While I’m really proud that they think she has potential, I’m worried that the training will be too much and just want her to have fun at gymnastics. Of course I won’t hold her back. If she’s really into it, we will support her all the way. Even if it means camping out in the waiting room with the other parents who actually bring their work with them, laptops and all. Once I saw a woman bring her portable sewing machine! Now I know why.
Almost all the kids in little T’s school all go to Starmakers. It’s a drama/singing/dancing type of class which little T also loves. At first, she refused to go. But then she noticed all her friends were going. She tried it out and really enjoys every minute of it. Again, I guess it’s because to her, it’s all play. She gets to sing and dance with the rest of her friends from school. And not only that, it’s held at the village hall which is not far from their school and their home. At least we don’t drive to get her to that, we just walk her which is always good isn’t it? Starkers happens every Monday after school.
Here she is with her friends and their version of the Lion King.
Little T’s village school offers violin or cello lessons to students who are interested in it. Now that she’s turning five, she can actually join them if she wants to, which of course, she does! I’m happy about cello lessons, especially since it’s just at their school, no driving to be done. But with gymnastics (plus training), swimming (which she will start again by September), Starmakers, and then now cello lessons? Surely that’s too much for a five-year old? Something has to give right? If I had my way, I’d want her to give up Starmakers, but she loves it though. I can’t stop her from going, especially since she really enjoys it. Should I?
I was chatting with another mum, her twin daughters who are close to little T and also goes to gymnastics mentioned that her twins also want to go to ballet and street dancing class. They also go to the same Starmakers as T. She didn’t seem to think that it was all too much. Maybe it’s just me then? Maybe I’m the only one who is finding this too much, too soon? And I actually forgot to mention that little T also wants to go to trampolining class in her gym club! But I think I’m going to put my foot down on that one, especially since that’s on a different day.
The question is, why do we need to cram so much activities after school? How important is it? With little T, all these are her choices. We didn’t prompt her for it. What’s wrong with spending time at home after school instead? Admittedly, I don’t always have the time to sit with her, especially when there’s dinner to be made, and chores to do. I do make it a point though to have a little chat and for some cuddles on the couch before I get up and do my chores. During the weekends, she’s happy to potter around, do some painting (which she loves) and play on her own. Sometimes, she has friends over, most times it’s just her, me and her dad. Surely that’s enough?

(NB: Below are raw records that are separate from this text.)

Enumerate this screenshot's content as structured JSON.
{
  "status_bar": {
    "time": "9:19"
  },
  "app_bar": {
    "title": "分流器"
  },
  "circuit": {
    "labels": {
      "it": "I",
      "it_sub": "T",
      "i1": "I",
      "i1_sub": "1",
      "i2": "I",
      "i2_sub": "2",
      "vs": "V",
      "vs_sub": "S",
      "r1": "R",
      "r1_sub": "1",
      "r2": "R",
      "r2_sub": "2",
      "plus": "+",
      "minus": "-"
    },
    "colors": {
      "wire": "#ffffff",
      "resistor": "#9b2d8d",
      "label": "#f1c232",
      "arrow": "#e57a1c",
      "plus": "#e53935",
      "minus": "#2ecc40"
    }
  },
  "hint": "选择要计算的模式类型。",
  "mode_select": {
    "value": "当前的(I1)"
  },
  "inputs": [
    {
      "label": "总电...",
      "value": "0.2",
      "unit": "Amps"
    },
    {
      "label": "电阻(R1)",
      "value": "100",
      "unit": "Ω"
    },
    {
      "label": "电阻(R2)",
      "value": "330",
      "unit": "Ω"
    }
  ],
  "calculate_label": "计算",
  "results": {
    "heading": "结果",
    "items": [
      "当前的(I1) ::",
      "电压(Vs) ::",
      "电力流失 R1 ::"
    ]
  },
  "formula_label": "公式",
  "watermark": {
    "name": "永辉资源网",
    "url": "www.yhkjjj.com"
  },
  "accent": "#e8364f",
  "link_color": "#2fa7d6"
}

What do you think?
Is it too much, too early to have so many after school activities for a four (turning five) year old?